Exercise description: Below are some records; copy each line in them that contains "TomcatWebServer".

Data for analysis:
= Beginning of Section =

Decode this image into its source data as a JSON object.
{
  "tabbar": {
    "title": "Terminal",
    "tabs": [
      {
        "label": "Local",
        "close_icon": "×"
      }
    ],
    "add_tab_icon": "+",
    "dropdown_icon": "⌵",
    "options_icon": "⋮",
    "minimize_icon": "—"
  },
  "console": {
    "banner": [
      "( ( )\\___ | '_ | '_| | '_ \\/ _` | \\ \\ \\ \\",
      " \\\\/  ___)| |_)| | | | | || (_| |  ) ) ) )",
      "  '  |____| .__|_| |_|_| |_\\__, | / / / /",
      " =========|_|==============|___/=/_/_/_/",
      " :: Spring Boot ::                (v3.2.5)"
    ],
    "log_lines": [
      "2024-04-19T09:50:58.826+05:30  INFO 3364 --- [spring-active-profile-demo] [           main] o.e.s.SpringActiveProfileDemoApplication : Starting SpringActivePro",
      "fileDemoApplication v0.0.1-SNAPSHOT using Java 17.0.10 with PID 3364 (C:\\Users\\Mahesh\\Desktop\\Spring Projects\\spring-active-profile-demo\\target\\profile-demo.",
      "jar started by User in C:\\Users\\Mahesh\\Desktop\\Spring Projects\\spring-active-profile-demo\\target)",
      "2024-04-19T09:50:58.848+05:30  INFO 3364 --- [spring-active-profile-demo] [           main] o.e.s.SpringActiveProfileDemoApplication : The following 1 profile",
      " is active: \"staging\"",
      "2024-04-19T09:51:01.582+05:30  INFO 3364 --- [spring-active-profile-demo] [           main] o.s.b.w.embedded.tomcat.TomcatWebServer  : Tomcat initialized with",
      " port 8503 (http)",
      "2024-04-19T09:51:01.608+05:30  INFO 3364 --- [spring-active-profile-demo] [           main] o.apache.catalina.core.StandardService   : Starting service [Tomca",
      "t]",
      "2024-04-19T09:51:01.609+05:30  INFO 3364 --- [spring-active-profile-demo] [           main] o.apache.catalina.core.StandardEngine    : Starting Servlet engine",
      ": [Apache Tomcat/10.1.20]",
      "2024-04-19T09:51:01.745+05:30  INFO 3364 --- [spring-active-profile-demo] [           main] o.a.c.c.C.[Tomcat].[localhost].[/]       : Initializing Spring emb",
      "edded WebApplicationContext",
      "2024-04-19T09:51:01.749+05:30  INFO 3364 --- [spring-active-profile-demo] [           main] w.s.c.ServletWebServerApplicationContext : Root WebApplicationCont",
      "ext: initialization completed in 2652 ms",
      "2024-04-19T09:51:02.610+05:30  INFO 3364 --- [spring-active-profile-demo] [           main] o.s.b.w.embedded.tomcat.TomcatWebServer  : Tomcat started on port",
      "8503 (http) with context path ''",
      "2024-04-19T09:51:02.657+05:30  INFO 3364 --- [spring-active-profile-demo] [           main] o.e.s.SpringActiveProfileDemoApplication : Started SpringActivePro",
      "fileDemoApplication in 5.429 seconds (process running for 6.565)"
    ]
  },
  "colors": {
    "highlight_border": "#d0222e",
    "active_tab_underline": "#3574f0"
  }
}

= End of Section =

Reply:
      "2024-04-19T09:51:01.582+05:30  INFO 3364 --- [spring-active-profile-demo] [           main] o.s.b.w.embedded.tomcat.TomcatWebServer  : Tomcat initialized with",
      "2024-04-19T09:51:02.610+05:30  INFO 3364 --- [spring-active-profile-demo] [           main] o.s.b.w.embedded.tomcat.TomcatWebServer  : Tomcat started on port",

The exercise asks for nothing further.